MATERIAL FOR THIS EXERCISE Start Marker

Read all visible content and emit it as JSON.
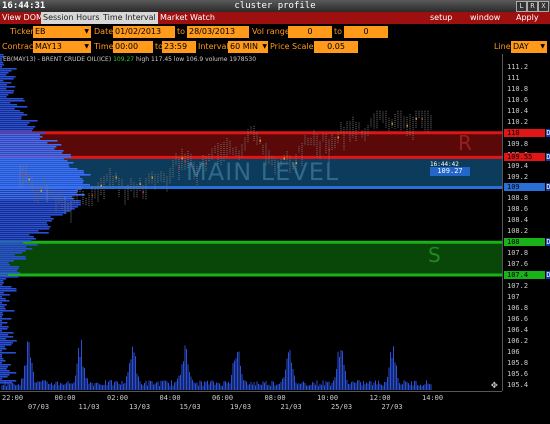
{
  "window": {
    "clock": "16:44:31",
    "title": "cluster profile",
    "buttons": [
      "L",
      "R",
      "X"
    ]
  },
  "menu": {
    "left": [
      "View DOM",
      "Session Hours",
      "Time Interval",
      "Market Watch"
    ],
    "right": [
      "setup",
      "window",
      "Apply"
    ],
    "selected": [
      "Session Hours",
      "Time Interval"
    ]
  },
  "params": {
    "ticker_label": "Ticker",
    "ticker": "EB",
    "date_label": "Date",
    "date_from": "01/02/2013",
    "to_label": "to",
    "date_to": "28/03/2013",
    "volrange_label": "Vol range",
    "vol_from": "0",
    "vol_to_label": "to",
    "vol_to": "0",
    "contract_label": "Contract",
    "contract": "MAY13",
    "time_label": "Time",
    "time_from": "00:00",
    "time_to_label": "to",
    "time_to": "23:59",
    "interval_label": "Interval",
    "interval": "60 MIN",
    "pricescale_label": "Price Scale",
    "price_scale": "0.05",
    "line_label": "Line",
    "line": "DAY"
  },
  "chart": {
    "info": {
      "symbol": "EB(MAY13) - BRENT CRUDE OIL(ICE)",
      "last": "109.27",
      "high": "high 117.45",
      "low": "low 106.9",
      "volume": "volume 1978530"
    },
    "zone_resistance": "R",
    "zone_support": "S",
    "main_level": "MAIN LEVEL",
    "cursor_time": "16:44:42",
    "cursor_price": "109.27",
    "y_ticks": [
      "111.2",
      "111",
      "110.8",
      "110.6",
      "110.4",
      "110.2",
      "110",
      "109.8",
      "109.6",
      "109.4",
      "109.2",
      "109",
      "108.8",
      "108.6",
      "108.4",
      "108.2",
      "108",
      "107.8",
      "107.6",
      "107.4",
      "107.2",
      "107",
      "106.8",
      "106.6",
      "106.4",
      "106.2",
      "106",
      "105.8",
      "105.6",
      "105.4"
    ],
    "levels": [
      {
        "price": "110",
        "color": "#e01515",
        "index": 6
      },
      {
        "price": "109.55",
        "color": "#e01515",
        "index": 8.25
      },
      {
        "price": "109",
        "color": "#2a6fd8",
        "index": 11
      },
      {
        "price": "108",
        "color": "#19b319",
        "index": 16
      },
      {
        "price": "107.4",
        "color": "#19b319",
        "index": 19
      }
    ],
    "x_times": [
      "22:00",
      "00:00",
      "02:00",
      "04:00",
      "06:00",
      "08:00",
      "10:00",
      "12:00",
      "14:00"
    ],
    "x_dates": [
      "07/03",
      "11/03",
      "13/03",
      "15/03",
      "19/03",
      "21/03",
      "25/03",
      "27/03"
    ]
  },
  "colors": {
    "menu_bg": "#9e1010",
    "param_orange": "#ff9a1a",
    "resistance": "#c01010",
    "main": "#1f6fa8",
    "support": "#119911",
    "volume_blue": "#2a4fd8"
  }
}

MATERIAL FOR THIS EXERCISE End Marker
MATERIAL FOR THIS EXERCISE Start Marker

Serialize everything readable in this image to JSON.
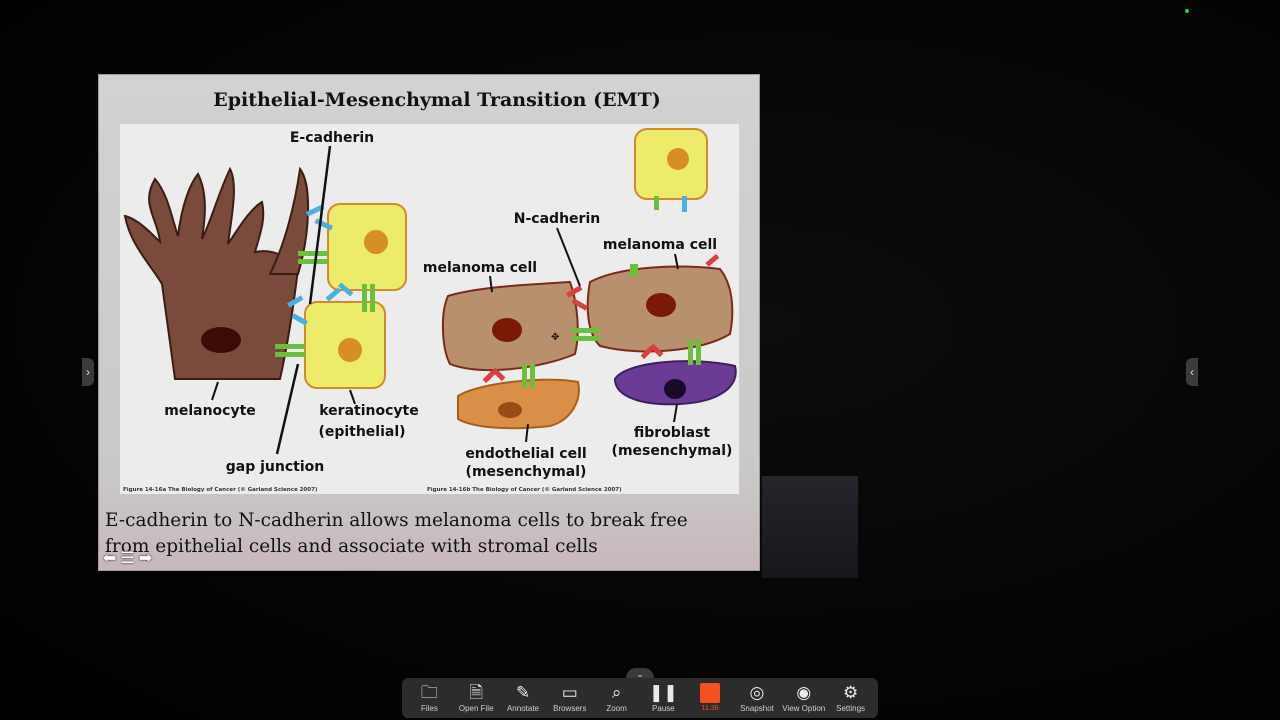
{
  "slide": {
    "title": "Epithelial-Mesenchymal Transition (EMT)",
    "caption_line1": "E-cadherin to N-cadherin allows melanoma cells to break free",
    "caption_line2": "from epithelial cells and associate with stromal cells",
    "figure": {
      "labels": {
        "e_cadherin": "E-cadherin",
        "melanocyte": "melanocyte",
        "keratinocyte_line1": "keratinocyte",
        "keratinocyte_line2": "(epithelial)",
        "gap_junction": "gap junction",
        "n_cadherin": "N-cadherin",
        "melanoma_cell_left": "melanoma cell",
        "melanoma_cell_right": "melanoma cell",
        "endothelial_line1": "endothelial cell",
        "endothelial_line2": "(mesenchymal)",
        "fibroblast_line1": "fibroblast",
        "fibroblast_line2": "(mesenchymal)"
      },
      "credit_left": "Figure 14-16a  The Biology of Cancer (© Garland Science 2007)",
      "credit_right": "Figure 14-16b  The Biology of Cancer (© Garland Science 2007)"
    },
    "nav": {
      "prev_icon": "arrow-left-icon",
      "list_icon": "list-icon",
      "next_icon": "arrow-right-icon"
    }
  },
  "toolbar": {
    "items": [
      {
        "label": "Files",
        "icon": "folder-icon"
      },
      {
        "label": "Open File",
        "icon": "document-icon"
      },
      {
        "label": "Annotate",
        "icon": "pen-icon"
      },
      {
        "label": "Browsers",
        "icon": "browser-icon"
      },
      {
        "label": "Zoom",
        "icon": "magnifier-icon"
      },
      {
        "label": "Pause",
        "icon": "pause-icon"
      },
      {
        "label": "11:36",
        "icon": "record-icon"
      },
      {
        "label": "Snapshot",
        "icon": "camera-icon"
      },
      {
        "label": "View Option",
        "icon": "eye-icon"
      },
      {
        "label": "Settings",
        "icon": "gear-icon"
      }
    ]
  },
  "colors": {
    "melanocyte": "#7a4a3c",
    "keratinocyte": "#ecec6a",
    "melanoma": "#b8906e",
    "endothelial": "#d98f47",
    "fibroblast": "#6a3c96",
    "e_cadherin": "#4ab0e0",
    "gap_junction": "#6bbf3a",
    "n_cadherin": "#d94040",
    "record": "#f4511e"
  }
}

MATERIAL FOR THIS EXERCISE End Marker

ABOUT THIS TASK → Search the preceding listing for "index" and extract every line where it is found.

EXERCISE ANSWER →
        "index": 6
        "index": 8.25
        "index": 11
        "index": 16
        "index": 19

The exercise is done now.